─── RECORDS SUPPLIED ───

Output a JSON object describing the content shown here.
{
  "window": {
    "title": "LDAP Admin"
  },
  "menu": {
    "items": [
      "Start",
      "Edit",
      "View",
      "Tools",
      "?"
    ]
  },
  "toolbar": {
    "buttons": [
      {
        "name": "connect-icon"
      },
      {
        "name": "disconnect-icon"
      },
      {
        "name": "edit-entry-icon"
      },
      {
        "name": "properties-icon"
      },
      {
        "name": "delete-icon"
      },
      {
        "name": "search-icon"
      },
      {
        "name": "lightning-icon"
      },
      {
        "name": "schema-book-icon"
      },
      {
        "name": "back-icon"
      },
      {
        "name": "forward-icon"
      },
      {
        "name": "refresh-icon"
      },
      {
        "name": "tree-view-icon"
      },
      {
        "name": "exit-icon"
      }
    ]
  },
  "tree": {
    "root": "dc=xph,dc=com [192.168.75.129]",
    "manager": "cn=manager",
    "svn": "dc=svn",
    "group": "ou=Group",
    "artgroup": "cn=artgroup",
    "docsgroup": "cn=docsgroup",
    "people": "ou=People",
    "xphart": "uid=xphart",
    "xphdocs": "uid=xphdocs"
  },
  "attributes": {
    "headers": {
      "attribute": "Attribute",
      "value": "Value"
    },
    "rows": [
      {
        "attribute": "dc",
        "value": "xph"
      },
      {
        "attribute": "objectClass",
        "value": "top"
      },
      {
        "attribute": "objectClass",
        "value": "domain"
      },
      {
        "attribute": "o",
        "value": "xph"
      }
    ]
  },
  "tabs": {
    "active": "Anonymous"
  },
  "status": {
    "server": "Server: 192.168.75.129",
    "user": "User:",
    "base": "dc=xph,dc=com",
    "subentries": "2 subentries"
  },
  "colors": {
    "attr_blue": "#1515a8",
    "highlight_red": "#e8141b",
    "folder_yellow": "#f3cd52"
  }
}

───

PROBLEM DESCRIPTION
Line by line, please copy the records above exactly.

WRITTEN RESPONSE
Output a JSON object describing the content shown here.
{
  "window": {
    "title": "LDAP Admin"
  },
  "menu": {
    "items": [
      "Start",
      "Edit",
      "View",
      "Tools",
      "?"
    ]
  },
  "toolbar": {
    "buttons": [
      {
        "name": "connect-icon"
      },
      {
        "name": "disconnect-icon"
      },
      {
        "name": "edit-entry-icon"
      },
      {
        "name": "properties-icon"
      },
      {
        "name": "delete-icon"
      },
      {
        "name": "search-icon"
      },
      {
        "name": "lightning-icon"
      },
      {
        "name": "schema-book-icon"
      },
      {
        "name": "back-icon"
      },
      {
        "name": "forward-icon"
      },
      {
        "name": "refresh-icon"
      },
      {
        "name": "tree-view-icon"
      },
      {
        "name": "exit-icon"
      }
    ]
  },
  "tree": {
    "root": "dc=xph,dc=com [192.168.75.129]",
    "manager": "cn=manager",
    "svn": "dc=svn",
    "group": "ou=Group",
    "artgroup": "cn=artgroup",
    "docsgroup": "cn=docsgroup",
    "people": "ou=People",
    "xphart": "uid=xphart",
    "xphdocs": "uid=xphdocs"
  },
  "attributes": {
    "headers": {
      "attribute": "Attribute",
      "value": "Value"
    },
    "rows": [
      {
        "attribute": "dc",
        "value": "xph"
      },
      {
        "attribute": "objectClass",
        "value": "top"
      },
      {
        "attribute": "objectClass",
        "value": "domain"
      },
      {
        "attribute": "o",
        "value": "xph"
      }
    ]
  },
  "tabs": {
    "active": "Anonymous"
  },
  "status": {
    "server": "Server: 192.168.75.129",
    "user": "User:",
    "base": "dc=xph,dc=com",
    "subentries": "2 subentries"
  },
  "colors": {
    "attr_blue": "#1515a8",
    "highlight_red": "#e8141b",
    "folder_yellow": "#f3cd52"
  }
}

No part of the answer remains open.